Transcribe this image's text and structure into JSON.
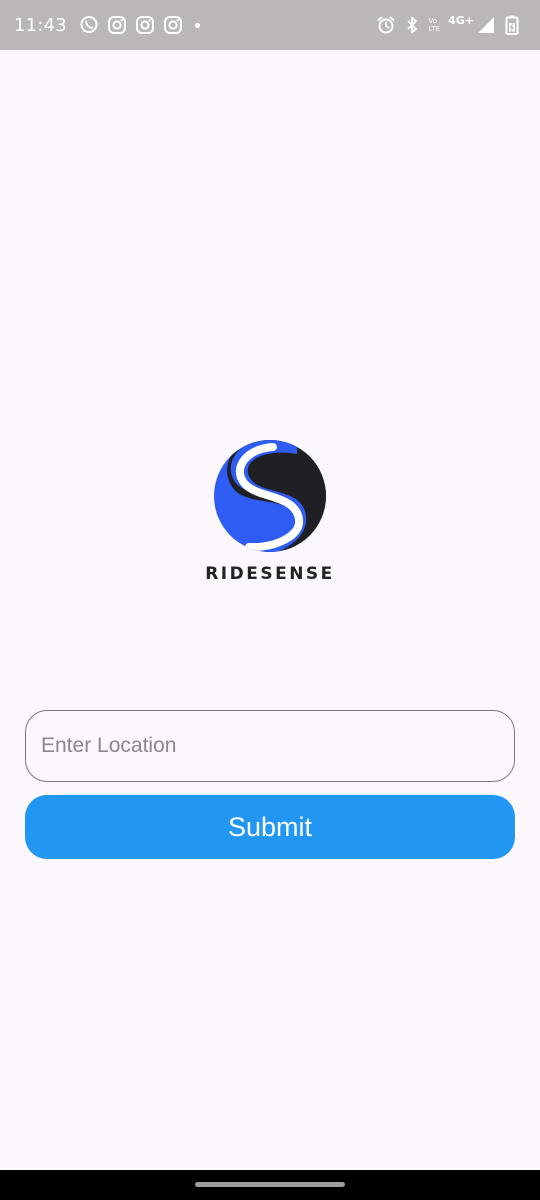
{
  "status_bar": {
    "time": "11:43",
    "left_icons": [
      "whatsapp-icon",
      "instagram-icon",
      "instagram-icon",
      "instagram-icon",
      "dot-icon"
    ],
    "right_icons": [
      "alarm-icon",
      "bluetooth-icon",
      "volte-icon",
      "signal-icon",
      "battery-icon"
    ],
    "volte_top": "Vo",
    "volte_bottom": "LTE",
    "network": "4G+"
  },
  "brand": {
    "name": "RIDESENSE",
    "colors": {
      "blue": "#2f5cf2",
      "dark": "#1e2024"
    }
  },
  "form": {
    "location_placeholder": "Enter Location",
    "location_value": "",
    "submit_label": "Submit"
  },
  "colors": {
    "background": "#fcf7fc",
    "accent": "#2196f3",
    "status_bar": "#bab6ba"
  }
}
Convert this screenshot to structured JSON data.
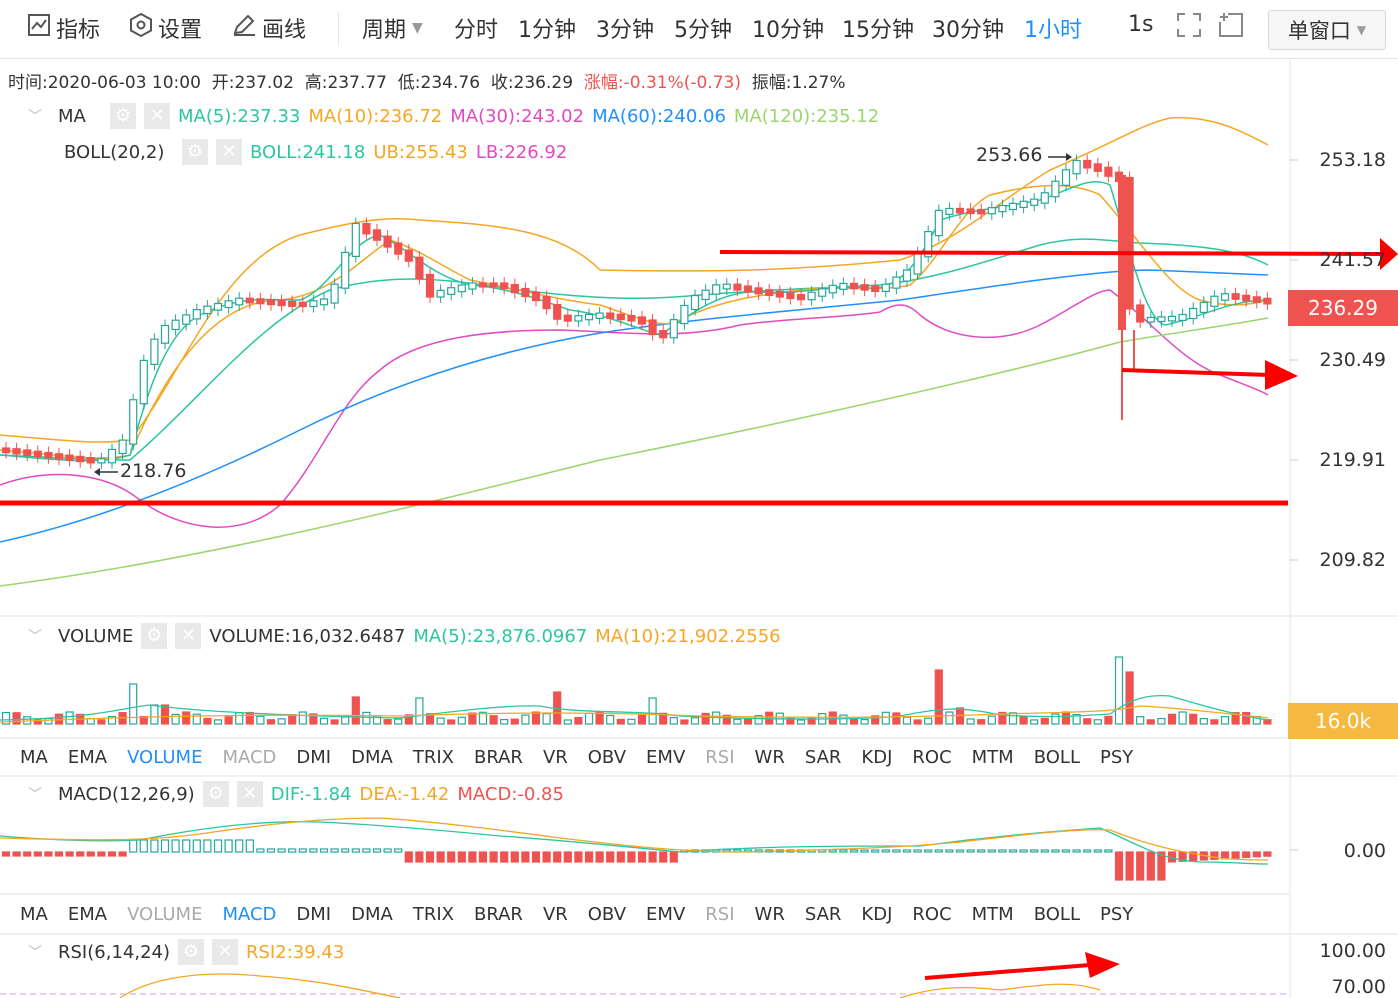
{
  "toolbar": {
    "indicator_label": "指标",
    "settings_label": "设置",
    "draw_label": "画线",
    "period_label": "周期",
    "periods": [
      "分时",
      "1分钟",
      "3分钟",
      "5分钟",
      "10分钟",
      "15分钟",
      "30分钟",
      "1小时"
    ],
    "active_period": "1小时",
    "refresh_label": "1s",
    "window_mode": "单窗口"
  },
  "info": {
    "time": "时间:2020-06-03 10:00",
    "open": "开:237.02",
    "high": "高:237.77",
    "low": "低:234.76",
    "close": "收:236.29",
    "change": "涨幅:-0.31%(-0.73)",
    "amplitude": "振幅:1.27%"
  },
  "main_chart": {
    "ma_name": "MA",
    "ma_values": {
      "ma5": "MA(5):237.33",
      "ma10": "MA(10):236.72",
      "ma30": "MA(30):243.02",
      "ma60": "MA(60):240.06",
      "ma120": "MA(120):235.12"
    },
    "boll_name": "BOLL(20,2)",
    "boll_values": {
      "boll": "BOLL:241.18",
      "ub": "UB:255.43",
      "lb": "LB:226.92"
    },
    "high_annotation": "253.66",
    "low_annotation": "218.76",
    "y_axis_ticks": [
      "253.18",
      "241.57",
      "230.49",
      "219.91",
      "209.82"
    ],
    "current_price": "236.29"
  },
  "volume_panel": {
    "name": "VOLUME",
    "value": "VOLUME:16,032.6487",
    "ma5": "MA(5):23,876.0967",
    "ma10": "MA(10):21,902.2556",
    "current_volume": "16.0k"
  },
  "indicator_tabs": [
    "MA",
    "EMA",
    "VOLUME",
    "MACD",
    "DMI",
    "DMA",
    "TRIX",
    "BRAR",
    "VR",
    "OBV",
    "EMV",
    "RSI",
    "WR",
    "SAR",
    "KDJ",
    "ROC",
    "MTM",
    "BOLL",
    "PSY"
  ],
  "macd_panel": {
    "name": "MACD(12,26,9)",
    "dif": "DIF:-1.84",
    "dea": "DEA:-1.42",
    "macd": "MACD:-0.85",
    "zero_tick": "0.00"
  },
  "rsi_panel": {
    "name": "RSI(6,14,24)",
    "rsi2": "RSI2:39.43",
    "ticks": [
      "100.00",
      "70.00"
    ]
  },
  "colors": {
    "up": "#26a69a",
    "down": "#ef5350",
    "ma5": "#2bc6a0",
    "ma10": "#f5a623",
    "ma30": "#e24ac2",
    "ma60": "#1e90ff",
    "ma120": "#9ad66b",
    "accent": "#1e90ff",
    "price_tag": "#ef5350",
    "volume_tag": "#f5b942",
    "annotation": "#ff0000"
  }
}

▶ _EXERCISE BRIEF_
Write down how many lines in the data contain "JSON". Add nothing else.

▶ _WRITTEN ANSWER_
2